  3. It is necessary to analyse the actions of the driver to see what he was doing at the time the injuries were suffered, to ascertain whether they were “caused by, or arising out of, the use of the vehicle”.
  4. Once the journey is at an end, what happens to the passenger after the journey has been completed is not a relevant consideration: extended arguments on foreseeability, as advanced by the claimant, therefore have no legal basis in this context.

On the facts, it must have become obvious to the 1st defendant around the time the claimant entered the taxi that he had been drinking, at which point the 1st defendant decided to rob him. It was always his intention to abandon the claimant after he had secured his debit card and PIN: he had no intention of taking the claimant home.

The judge concluded that the journey had come to an end when the 1st defendant had left the claimant near the first cash point as he did not intend to drive him any further, therefore the injuries suffered by the claimant “did not therefore arise out of the taxi driver’s use of the taxi on the road within the meaning of the RTA or the insurance policy”. This conclusion was made all the more obvious because the injuries were sustained 2.1km from where the claimant had been abandoned and more than 45 minutes later.

Though the judge did not consider it relevant for the purposes of section 145(3)(a), she determined that Mr Carroll’s decision to walk home after he had been abandoned broke the causal chain.

Additionally, the judge observed that the taxi driver could have been anywhere in the Liverpool area at the time the claimant sustained his injuries. For her, this fact alone made it crystal clear that the accident did not arise out of the use of the vehicle.

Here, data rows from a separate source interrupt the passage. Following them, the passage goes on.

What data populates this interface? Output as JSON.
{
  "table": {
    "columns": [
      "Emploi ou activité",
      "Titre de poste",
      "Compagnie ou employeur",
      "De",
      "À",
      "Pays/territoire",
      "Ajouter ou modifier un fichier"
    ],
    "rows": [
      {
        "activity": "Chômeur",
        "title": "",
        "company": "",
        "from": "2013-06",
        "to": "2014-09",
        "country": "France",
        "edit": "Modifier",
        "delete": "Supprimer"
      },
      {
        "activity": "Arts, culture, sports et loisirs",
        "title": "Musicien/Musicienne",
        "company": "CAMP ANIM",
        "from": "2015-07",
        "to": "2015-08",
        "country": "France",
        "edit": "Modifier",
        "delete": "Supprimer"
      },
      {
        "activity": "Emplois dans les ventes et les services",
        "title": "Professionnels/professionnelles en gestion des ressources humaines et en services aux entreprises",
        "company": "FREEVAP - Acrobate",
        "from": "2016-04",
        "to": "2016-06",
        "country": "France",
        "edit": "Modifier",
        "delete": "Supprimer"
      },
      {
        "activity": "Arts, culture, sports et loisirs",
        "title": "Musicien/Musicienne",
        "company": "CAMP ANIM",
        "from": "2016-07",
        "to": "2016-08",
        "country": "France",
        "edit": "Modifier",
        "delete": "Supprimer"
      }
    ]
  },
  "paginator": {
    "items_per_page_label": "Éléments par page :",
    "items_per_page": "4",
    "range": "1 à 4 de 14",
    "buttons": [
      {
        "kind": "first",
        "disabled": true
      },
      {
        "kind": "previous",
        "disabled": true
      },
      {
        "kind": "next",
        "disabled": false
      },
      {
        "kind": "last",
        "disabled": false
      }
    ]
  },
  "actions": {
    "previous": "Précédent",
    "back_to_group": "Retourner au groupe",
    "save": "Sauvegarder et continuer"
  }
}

On the second issue of criminal intent, the judge found that the 1st defendant used the vehicle not as a taxi but as an integral part of his “modus operandi” to steal from people, like the claimant, who had been drinking and were trying to make their way home in the early hours. The essential character of the journey was to steal from the claimant and so a criminal purpose, which was not a permitted use and took it outside the scope of the policy and of the requirements of the RTA.


This judgment, as with DAC Beachcroft’s previous case of AXN v Worboys, shows the value of careful examination of all available facts in such cases, especially where criminal activity is involved and the driver is not available to give evidence. The judge was able to infer the 1st defendant’s motivation and other key facts from close analysis of the CCTV footage, as well as other material collected by the police.

The judgment is worth reading for the careful summary of UK and Commonwealth case law. This establishes that there is a dividing line as to what is meant by “arising out of the use of the vehicle”, that the lead case of Dunthorne was close to that line (and succeeded), but that other cases fell the wrong side of the line and failed. As the judge concluded, sadly Mr Carroll’s case was “nowhere near the line”.